Special guest, Her Majesty’s Deputy Trade Commissioner, Kunal Khatri, highlighted the tremendous opportunities in the tech sector made possible with a US-UK Free Trade Agreement. Mr. Khatri emphasized that, as two of the world’s most advanced economies, the UK and US will benefit from cutting-edge digital provisions which maximize opportunities for digital trade. Both countries have committed to an impactful digital chapter and ‘future-proofing’ a trade agreement in anticipation of rapid technological developments in the future. Acknowledging the pause in negotiations to make way for Biden transition, Khatri conveyed the UK Government’s optimism and commitment to engage USG around trade issues. The FTA will provide a clear-cut path for companies that currently have a business stake in the UK and promises to be an important boost to post-Covid economic recovery in both countries. Christina Luhn, PhD, Senior UK Trade Policy Advisor, welcomes public, private and non-profit sector engagement on the FTA negotiations: firstname.lastname@example.org
David Holmes, CTO for Energy at Dell Technologies led a discussion focusing on technology’s role in creating a more sustainable world and Dell Technologies longstanding corporate commitment to embed sustainability and ethical practices across its business. Dell Technologies innovations – including reducing the energy intensity of technology and developing solutions to support grid modernization – speaks to the focus and value of COP26 as an “all of society” climate change conference that promises to drive environmental gains at the governmental, business, and end-user levels. As president of COP26, the UK Government sees increasing global climate ambition as a major priority. The US is home to significant low carbon innovation, which is vital in delivering the technology needed to make ambitious climate pledges possible. The UK Government seeks to engage a broad range of US actors – from academia to business and at the federal level – on their innovation agendas. Those wishing to participate in this dialogue are encouraged to contact Amy Spall, UK Policy Advisor, Energy & Environment at email@example.com

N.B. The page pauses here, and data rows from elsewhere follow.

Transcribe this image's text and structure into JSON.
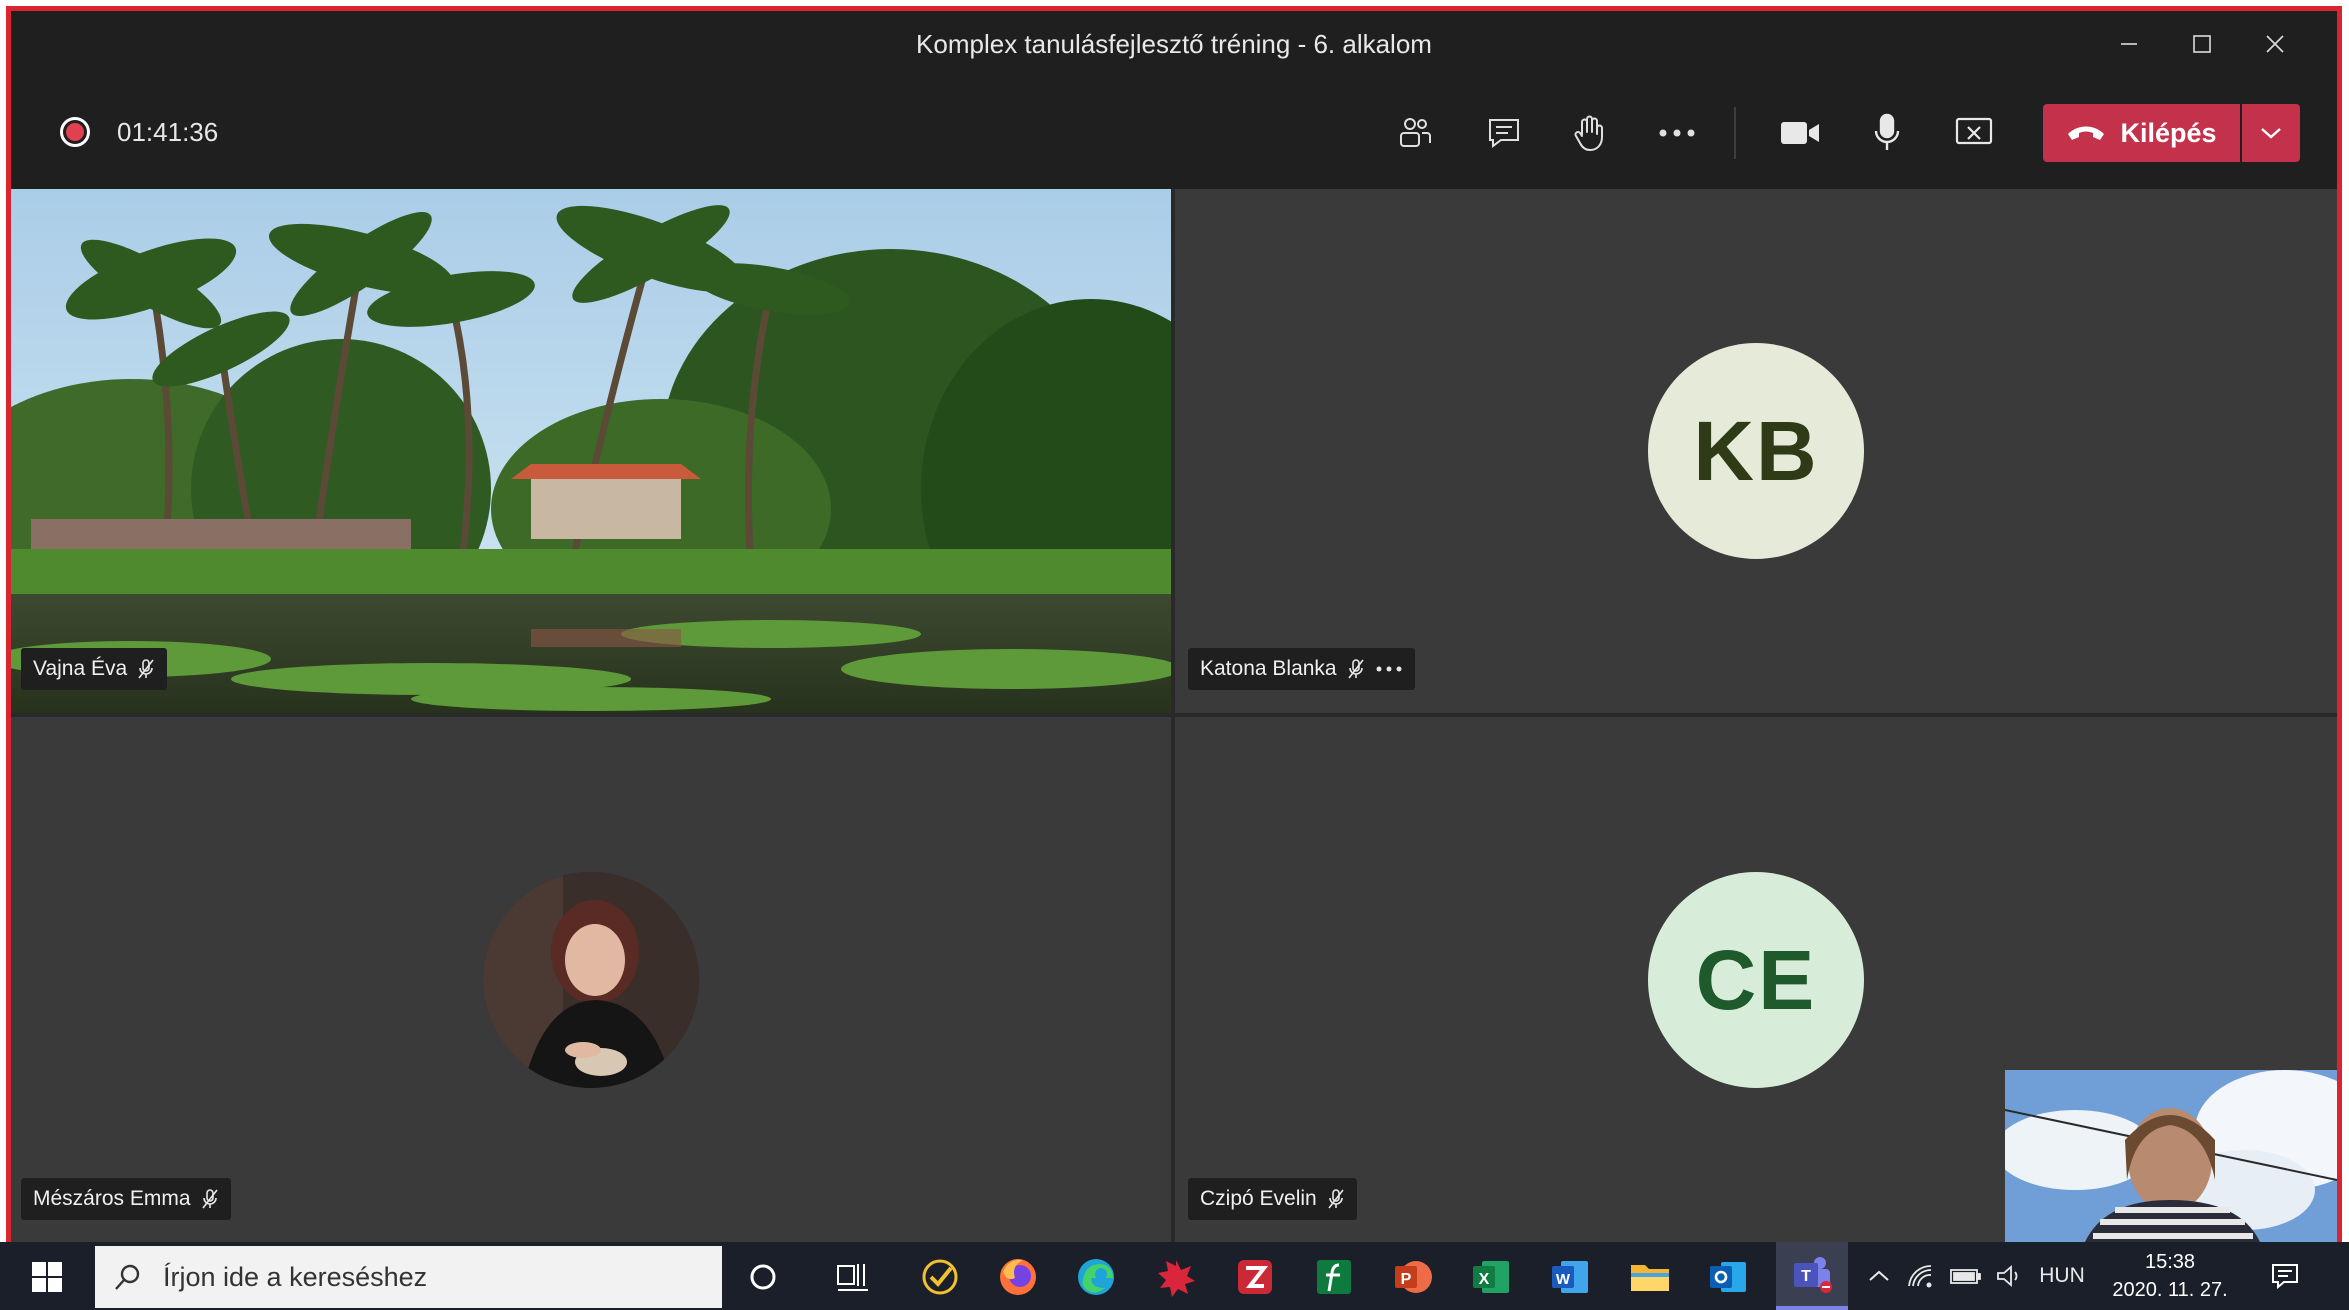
{
  "window": {
    "title": "Komplex tanulásfejlesztő tréning - 6. alkalom"
  },
  "toolbar": {
    "timer": "01:41:36",
    "leave_label": "Kilépés",
    "icons": [
      "participants-icon",
      "chat-icon",
      "raise-hand-icon",
      "more-icon",
      "camera-icon",
      "microphone-icon",
      "stop-share-icon",
      "hang-up-icon",
      "chevron-down-icon"
    ]
  },
  "participants": [
    {
      "name": "Vajna Éva",
      "initials": "",
      "muted": true,
      "has_video": true
    },
    {
      "name": "Katona Blanka",
      "initials": "KB",
      "muted": true,
      "has_video": false,
      "avatar_color": "#e6ead8",
      "initials_color": "#2f3a17"
    },
    {
      "name": "Mészáros Emma",
      "initials": "",
      "muted": true,
      "has_video": false,
      "has_photo": true
    },
    {
      "name": "Czipó Evelin",
      "initials": "CE",
      "muted": true,
      "has_video": false,
      "avatar_color": "#d7ecd9",
      "initials_color": "#1f5a2c"
    }
  ],
  "taskbar": {
    "search_placeholder": "Írjon ide a kereséshez",
    "language": "HUN",
    "time": "15:38",
    "date": "2020. 11. 27."
  },
  "colors": {
    "accent_leave": "#c4314b",
    "frame_border": "#d9252f",
    "stage_bg": "#292929",
    "tile_bg": "#3a3a3a"
  }
}
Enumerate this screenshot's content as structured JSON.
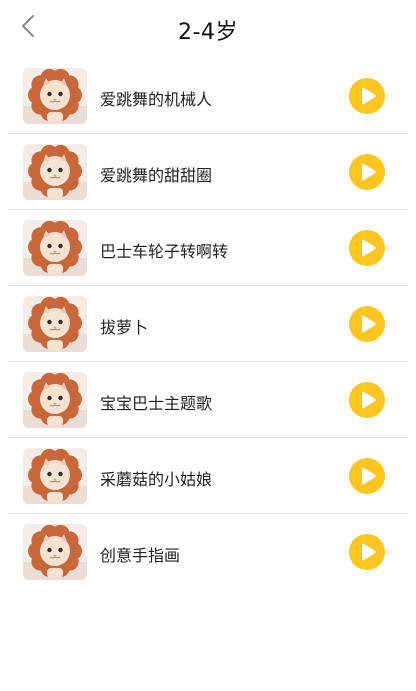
{
  "header": {
    "title": "2-4岁",
    "back_icon": "chevron-left-icon"
  },
  "colors": {
    "accent": "#FFC51F",
    "play_icon": "#ffffff",
    "divider": "#e4e4e4",
    "petal": "#C8683A"
  },
  "songs": [
    {
      "title": "爱跳舞的机械人",
      "thumb_icon": "flower-cat-thumbnail",
      "action_icon": "play-icon"
    },
    {
      "title": "爱跳舞的甜甜圈",
      "thumb_icon": "flower-cat-thumbnail",
      "action_icon": "play-icon"
    },
    {
      "title": "巴士车轮子转啊转",
      "thumb_icon": "flower-cat-thumbnail",
      "action_icon": "play-icon"
    },
    {
      "title": "拔萝卜",
      "thumb_icon": "flower-cat-thumbnail",
      "action_icon": "play-icon"
    },
    {
      "title": "宝宝巴士主题歌",
      "thumb_icon": "flower-cat-thumbnail",
      "action_icon": "play-icon"
    },
    {
      "title": "采蘑菇的小姑娘",
      "thumb_icon": "flower-cat-thumbnail",
      "action_icon": "play-icon"
    },
    {
      "title": "创意手指画",
      "thumb_icon": "flower-cat-thumbnail",
      "action_icon": "play-icon"
    }
  ]
}
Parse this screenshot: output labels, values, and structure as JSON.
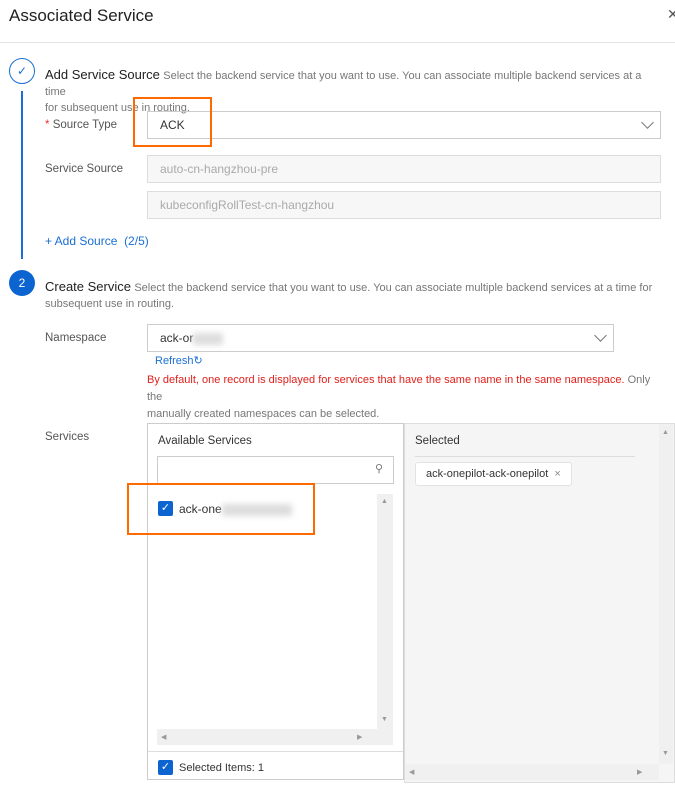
{
  "dialog": {
    "title": "Associated Service",
    "close_icon": "close-icon"
  },
  "step1": {
    "number": "✓",
    "title": "Add Service Source",
    "description": "Select the backend service that you want to use. You can associate multiple backend services at a time",
    "description_cont": "for subsequent use in routing.",
    "source_type_label": "Source Type",
    "required_mark": "*",
    "source_type_value": "ACK",
    "service_source_label": "Service Source",
    "service_sources": [
      "auto-cn-hangzhou-pre",
      "kubeconfigRollTest-cn-hangzhou"
    ],
    "add_source_label": "+ Add Source",
    "add_source_count": "(2/5)"
  },
  "step2": {
    "number": "2",
    "title": "Create Service",
    "description": "Select the backend service that you want to use. You can associate multiple backend services at a time for",
    "description_cont": "subsequent use in routing.",
    "namespace_label": "Namespace",
    "namespace_value": "ack-or",
    "refresh_label": "Refresh",
    "warning_red": "By default, one record is displayed for services that have the same name in the same namespace.",
    "warning_gray": " Only the",
    "warning_cont": "manually created namespaces can be selected.",
    "services_label": "Services",
    "available_title": "Available Services",
    "search_placeholder": "",
    "available_items": [
      {
        "label": "ack-one",
        "checked": true
      }
    ],
    "selected_count_label": "Selected Items: 1",
    "selected_title": "Selected",
    "selected_tags": [
      "ack-onepilot-ack-onepilot"
    ]
  },
  "colors": {
    "primary": "#0b64d0",
    "highlight": "#ff6a00",
    "warning": "#e0201c"
  }
}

Jon Marrs, Regional Director for Department for International Trade (DIT), led a third strand of discussion at the event focusing on how DIT supports businesses seeking to expand into the UK market. He encouraged Texas technology companies to engage DIT at any stage of their expansion, from the earliest days when a firm may just be contemplating international expansion, to companies who are already present in the UK market who wish to grow their UK operations further. DIT provides free, tailored professional assistance such as bespoke market and benchmarking reports that detail skills availability, site locations, financing and grant/incentive options that help US companies build their UK business. DIT also provides individual account management geared towards making market introductions, support with applying for visas, explanation of the UK tax environment, and other services. Companies wanting to learn more about these services are encouraged to contact Lara Purser, Trade & Investment Officer, at firstname.lastname@example.org